We invite you to look at these familiar, unseen residential entries, alleyways or back doorways through the eyes of another. No longer used primarily as mere doorways, but portals to another's perspective. 

"Portals" returns to BIG on Bloor's alternative festival programming with six more doorways being live painted over the opening weekend, July 24th to 25th (weather permitting). 

Artists include:



"Waiting to get in to the Sea of Fog (After Caspar David Friedrich)"

This mural explores the idea that through community efforts and cooperation a better future can exist for all. The Sea of Fog is often used as a visualization for the concept of The Sublime, a greatness beyond all possibility of calculation, measurement, or imitation. It also posists that in our current system that rewards selfishness, that future is gated away from most.

Devin O'Brien

@devinshumour


"Floral Impressions"

"Floral Impressions" is an underwater floral scene that was painted for Big on Bloor. Julia decided to take over the whole doorway area and attack it with brushstrokes, Impressionist style. Because of the tight deadline, she used her leftover paints to create a colourful array for the background. And to complete this piece, a whimsical and organic floral design was painted on the door as the main focus.

Julia Prajza

@ juliaprajza

"shoals"

This beautiful artwork represents a schooling of fish that swim together to protect themselves against bigger predators. Working together is the key to success in communities, fostering properity and survival.

Andre Castro

@andre_castro_artwork

Anastasia

"Pojagi Portal"

Victoria' Day's Pojagi Portal is inspired by the tradition of Korean Patchwork called pojagi, often used to wrap gifts. The mural is Victoria's gift to Toronto's Asian community who have faced heightened discrimination over the past year, and a joyful celebration of her culture that will add a pop of colour to the neighborhood.

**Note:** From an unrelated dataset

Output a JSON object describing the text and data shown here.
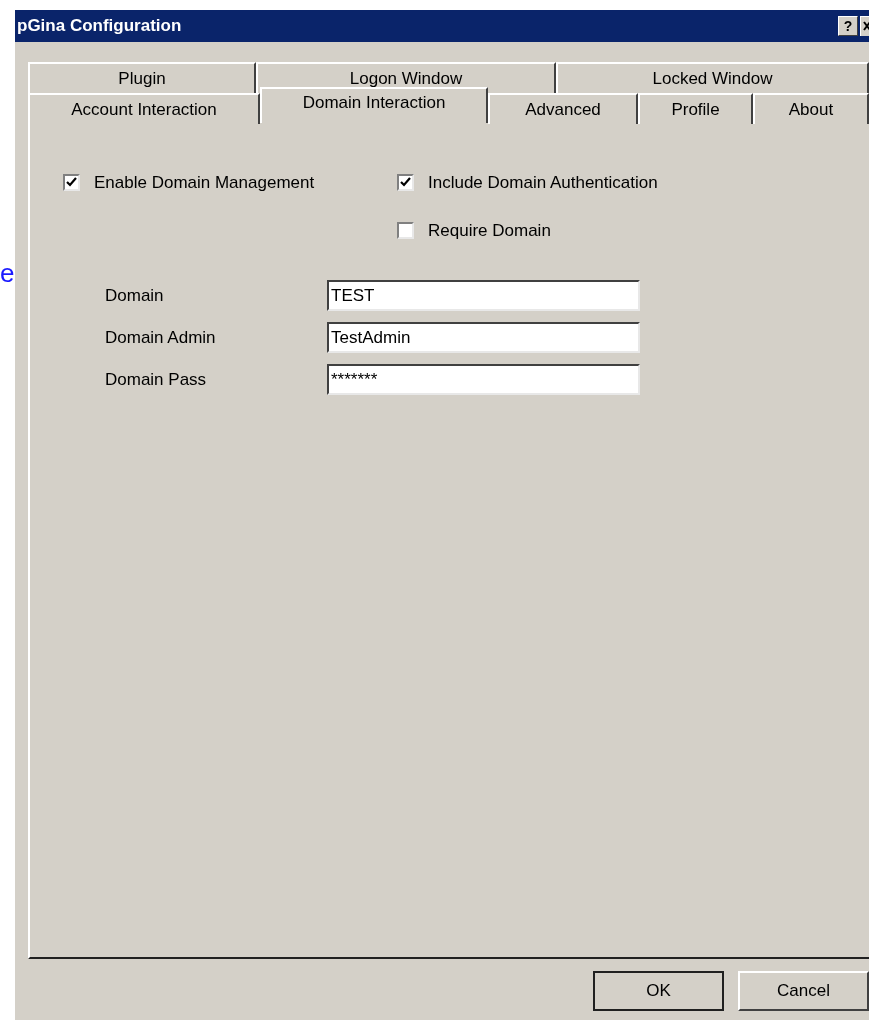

Victoria Day

@artistvictoriaday

"in/finite bloom"

in/finitie bllom' takes inspiration from the geometry of quilting, where scraps of different fabrics are peiced into intricate new meanings. In a garden, as in community, many unique parts growing together can form the most beautiful bouquet.

Wenting Li

@wentingthings

"Joy in Little Things"

This piece focuses on positivity, inclusivity, and unity, as she thinks that is what people feel when they come together to work towards the same goal. Anastasia drew the design in a pattern-like style, where one element compliments another and the piece became a united canvas of shapes to emphasize the theme of unity.

Anastasia Tarkhanova

@anastatica.art